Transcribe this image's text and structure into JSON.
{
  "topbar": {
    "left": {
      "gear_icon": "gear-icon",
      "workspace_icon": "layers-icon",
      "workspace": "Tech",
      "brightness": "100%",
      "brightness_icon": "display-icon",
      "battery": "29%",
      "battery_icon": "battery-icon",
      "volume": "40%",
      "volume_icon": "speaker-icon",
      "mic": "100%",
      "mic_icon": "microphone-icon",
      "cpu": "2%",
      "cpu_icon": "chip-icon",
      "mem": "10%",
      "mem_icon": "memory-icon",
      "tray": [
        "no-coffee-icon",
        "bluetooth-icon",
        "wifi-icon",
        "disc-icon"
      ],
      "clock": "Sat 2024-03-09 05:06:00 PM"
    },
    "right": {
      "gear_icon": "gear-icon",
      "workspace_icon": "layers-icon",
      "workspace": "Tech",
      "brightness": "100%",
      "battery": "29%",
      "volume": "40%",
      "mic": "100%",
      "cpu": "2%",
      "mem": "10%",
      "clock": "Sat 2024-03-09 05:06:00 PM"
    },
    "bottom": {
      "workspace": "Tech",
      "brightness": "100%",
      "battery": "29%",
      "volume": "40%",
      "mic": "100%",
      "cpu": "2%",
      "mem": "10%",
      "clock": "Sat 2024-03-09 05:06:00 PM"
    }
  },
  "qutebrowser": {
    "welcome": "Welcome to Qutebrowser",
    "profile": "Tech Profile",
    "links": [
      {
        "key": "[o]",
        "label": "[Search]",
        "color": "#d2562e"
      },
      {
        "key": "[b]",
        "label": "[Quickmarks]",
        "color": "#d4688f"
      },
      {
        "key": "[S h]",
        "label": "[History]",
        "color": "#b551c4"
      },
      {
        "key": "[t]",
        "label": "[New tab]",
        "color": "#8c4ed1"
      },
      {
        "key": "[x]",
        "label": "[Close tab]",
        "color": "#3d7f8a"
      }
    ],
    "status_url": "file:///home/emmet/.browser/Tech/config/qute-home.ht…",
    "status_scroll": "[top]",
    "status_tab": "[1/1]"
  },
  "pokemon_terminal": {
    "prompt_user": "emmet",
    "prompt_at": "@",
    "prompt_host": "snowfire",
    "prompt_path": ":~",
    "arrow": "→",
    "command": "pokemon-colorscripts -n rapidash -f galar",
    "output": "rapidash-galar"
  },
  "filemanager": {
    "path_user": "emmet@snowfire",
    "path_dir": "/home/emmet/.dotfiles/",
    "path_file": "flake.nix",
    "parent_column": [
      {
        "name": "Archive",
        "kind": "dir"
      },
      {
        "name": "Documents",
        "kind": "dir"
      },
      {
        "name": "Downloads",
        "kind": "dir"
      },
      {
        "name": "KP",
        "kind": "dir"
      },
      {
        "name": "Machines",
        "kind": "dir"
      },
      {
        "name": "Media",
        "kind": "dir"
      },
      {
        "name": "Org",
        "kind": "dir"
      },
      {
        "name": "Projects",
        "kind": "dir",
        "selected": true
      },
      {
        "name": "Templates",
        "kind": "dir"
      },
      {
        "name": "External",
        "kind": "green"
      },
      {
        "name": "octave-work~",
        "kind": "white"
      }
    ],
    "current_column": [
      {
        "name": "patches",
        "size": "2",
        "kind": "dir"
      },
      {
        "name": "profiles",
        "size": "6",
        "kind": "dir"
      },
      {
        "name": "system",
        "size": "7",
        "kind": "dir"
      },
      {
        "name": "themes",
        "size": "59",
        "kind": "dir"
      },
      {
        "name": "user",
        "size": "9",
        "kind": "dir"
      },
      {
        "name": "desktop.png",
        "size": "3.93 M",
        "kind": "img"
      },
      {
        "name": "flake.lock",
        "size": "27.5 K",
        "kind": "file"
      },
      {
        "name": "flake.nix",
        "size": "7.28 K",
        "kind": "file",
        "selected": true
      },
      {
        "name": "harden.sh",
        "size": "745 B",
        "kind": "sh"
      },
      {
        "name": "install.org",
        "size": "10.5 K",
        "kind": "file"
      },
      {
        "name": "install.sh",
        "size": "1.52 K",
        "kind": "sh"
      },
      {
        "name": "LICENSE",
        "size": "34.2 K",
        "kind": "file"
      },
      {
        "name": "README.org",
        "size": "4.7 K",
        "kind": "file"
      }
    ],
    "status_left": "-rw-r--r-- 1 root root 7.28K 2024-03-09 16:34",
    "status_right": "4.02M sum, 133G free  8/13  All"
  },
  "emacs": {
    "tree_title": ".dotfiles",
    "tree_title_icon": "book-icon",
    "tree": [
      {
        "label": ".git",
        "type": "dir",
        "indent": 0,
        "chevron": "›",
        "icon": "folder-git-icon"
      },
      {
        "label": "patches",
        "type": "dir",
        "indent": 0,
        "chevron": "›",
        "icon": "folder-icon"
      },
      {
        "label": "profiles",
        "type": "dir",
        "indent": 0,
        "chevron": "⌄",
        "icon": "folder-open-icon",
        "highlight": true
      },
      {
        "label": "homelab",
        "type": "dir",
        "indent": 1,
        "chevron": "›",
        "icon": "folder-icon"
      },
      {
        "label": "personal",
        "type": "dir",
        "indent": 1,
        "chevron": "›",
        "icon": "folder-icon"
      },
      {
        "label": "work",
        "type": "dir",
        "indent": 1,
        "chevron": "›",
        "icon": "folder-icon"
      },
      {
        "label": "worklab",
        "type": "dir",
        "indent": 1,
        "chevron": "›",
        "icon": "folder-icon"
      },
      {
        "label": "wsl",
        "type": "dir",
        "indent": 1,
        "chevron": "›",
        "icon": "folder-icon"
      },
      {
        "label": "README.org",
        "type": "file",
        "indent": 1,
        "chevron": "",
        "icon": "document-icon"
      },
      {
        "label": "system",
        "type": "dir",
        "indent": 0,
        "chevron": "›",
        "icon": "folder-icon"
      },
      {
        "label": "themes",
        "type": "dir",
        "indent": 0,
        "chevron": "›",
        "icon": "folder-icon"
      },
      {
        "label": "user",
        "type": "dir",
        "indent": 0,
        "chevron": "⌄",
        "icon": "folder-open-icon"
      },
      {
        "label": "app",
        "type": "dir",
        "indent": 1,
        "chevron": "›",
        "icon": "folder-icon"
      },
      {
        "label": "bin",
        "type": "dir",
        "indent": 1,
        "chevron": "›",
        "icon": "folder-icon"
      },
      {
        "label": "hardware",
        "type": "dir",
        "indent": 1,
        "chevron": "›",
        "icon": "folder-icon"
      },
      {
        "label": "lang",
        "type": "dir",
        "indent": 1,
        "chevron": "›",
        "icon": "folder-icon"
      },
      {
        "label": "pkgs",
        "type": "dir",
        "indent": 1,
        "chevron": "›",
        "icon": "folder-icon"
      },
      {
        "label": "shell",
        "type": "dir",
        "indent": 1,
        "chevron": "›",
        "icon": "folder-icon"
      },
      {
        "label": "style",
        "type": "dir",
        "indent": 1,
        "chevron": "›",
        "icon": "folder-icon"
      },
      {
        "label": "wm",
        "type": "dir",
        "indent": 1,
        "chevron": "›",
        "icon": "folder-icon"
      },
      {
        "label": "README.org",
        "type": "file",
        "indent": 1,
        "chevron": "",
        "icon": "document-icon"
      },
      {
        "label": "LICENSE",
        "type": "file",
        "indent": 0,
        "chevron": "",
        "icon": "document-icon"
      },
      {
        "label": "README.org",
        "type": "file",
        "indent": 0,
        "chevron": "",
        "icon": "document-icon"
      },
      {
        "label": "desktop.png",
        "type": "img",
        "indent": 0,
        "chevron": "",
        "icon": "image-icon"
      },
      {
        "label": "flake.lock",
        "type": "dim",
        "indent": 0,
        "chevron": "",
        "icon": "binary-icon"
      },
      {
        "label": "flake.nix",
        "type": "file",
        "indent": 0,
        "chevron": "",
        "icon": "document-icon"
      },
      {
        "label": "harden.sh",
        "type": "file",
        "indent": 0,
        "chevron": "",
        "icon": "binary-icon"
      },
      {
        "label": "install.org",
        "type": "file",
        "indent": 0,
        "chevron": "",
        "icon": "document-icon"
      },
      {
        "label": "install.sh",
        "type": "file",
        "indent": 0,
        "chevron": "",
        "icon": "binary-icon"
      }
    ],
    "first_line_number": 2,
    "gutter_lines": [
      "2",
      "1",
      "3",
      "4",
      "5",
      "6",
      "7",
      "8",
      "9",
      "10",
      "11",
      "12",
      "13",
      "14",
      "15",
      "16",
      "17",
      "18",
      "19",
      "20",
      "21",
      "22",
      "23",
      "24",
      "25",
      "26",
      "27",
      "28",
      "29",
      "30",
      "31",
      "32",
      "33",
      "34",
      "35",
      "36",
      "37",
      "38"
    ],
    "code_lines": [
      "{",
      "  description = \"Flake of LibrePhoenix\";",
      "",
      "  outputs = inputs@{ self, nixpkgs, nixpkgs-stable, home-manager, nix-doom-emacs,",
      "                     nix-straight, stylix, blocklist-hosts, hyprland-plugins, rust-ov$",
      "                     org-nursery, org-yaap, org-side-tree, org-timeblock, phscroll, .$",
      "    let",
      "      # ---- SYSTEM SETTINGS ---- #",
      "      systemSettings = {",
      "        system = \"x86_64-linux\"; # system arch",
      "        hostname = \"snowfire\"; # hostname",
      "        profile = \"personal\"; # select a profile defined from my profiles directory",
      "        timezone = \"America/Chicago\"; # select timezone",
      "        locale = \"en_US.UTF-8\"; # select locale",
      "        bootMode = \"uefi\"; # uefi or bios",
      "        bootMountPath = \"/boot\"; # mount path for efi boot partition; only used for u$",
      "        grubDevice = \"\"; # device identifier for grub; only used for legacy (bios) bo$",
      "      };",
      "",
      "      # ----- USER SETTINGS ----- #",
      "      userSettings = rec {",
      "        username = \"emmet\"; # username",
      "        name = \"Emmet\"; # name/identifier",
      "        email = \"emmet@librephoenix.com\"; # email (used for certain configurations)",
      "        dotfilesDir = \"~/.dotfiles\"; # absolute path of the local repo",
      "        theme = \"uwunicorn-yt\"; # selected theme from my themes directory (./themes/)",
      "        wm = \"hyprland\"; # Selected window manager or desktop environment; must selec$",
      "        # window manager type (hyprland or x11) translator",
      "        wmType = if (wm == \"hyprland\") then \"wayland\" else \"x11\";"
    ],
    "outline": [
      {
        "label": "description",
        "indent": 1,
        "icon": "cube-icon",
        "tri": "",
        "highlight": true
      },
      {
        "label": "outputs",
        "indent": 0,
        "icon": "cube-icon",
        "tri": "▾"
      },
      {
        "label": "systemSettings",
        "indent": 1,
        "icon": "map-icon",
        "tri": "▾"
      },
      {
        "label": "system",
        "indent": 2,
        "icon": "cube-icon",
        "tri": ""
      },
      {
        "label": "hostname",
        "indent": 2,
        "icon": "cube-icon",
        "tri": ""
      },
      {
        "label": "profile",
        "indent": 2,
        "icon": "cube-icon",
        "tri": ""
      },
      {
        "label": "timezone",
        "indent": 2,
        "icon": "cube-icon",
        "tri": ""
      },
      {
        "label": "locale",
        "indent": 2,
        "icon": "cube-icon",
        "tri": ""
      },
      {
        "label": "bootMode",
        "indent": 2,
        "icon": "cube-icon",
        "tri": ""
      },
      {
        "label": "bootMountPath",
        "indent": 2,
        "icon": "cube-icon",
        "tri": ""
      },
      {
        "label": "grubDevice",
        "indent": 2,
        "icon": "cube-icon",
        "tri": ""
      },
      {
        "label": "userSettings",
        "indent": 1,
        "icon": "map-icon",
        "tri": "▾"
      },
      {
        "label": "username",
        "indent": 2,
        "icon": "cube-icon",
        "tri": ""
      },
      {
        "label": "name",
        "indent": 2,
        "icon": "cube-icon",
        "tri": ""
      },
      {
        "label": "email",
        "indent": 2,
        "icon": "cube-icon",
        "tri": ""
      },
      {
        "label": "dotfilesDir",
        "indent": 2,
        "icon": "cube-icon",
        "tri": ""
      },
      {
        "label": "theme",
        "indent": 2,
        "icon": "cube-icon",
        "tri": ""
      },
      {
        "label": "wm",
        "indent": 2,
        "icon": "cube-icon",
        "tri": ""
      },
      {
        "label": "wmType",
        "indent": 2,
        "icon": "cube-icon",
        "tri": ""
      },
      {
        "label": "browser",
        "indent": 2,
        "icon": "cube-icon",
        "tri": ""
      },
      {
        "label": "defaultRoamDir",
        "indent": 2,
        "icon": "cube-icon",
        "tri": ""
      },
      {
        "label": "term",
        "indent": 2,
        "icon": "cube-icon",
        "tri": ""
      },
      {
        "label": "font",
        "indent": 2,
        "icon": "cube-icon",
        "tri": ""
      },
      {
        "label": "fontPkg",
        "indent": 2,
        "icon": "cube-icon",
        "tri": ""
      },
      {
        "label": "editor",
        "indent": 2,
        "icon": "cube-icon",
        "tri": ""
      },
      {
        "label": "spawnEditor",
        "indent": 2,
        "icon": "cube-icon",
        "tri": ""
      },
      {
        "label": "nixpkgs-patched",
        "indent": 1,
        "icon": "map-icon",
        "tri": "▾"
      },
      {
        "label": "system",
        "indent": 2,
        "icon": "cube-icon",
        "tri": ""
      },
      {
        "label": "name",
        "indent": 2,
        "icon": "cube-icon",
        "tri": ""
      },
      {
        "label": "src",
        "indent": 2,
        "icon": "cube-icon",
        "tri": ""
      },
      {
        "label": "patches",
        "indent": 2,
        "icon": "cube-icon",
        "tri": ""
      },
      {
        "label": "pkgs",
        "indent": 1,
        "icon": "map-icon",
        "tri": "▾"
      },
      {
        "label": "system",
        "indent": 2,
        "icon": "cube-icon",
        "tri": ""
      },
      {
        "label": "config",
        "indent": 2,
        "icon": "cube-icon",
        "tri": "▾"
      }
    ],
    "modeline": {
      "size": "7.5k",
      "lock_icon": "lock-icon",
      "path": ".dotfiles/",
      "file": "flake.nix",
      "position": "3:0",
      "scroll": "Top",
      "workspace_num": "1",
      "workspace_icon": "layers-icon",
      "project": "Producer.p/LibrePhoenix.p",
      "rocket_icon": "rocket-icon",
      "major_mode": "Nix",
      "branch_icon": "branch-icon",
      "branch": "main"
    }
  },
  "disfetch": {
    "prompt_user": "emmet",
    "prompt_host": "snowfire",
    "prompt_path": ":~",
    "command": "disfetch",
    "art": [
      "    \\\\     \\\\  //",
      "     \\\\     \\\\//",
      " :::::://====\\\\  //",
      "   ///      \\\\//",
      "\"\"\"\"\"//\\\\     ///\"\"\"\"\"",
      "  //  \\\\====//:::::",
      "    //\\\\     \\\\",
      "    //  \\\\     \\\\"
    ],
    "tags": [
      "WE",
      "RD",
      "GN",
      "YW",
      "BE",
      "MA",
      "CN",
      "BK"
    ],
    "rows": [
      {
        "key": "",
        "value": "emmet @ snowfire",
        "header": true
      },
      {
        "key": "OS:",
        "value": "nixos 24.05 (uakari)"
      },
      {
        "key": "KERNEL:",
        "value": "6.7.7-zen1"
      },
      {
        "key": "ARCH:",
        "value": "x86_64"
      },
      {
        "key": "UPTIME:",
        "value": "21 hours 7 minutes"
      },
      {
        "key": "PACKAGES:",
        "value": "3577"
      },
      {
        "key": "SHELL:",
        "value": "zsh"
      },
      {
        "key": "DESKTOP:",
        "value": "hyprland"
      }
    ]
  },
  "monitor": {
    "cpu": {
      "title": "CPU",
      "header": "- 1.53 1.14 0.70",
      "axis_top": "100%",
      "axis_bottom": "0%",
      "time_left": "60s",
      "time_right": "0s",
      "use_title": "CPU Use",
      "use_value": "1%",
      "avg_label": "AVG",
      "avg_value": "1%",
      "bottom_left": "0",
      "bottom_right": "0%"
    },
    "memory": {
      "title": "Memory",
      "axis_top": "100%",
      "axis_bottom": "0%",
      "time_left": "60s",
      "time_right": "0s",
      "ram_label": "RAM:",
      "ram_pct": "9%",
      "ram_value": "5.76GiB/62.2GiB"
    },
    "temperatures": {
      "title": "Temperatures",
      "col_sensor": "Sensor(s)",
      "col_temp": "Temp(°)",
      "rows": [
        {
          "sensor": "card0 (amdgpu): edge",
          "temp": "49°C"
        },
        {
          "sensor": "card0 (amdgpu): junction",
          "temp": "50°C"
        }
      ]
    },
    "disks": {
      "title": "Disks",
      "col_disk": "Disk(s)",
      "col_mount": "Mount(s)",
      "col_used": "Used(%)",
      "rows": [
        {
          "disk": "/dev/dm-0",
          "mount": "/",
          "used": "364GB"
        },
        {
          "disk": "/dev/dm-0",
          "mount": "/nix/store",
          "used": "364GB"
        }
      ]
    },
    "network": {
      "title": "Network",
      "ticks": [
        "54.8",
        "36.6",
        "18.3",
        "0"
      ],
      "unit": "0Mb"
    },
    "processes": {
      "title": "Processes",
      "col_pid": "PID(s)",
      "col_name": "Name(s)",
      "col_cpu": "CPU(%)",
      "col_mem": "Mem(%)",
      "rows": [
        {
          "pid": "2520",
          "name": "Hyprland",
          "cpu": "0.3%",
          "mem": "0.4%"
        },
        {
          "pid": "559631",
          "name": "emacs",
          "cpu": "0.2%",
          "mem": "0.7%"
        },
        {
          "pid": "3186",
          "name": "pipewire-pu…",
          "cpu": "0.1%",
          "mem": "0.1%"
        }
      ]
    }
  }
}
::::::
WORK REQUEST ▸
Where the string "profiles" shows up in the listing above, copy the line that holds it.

ANSWER BOX ▸
        "name": "profiles",
        "label": "profiles",
      "        profile = \"personal\"; # select a profile defined from my profiles directory",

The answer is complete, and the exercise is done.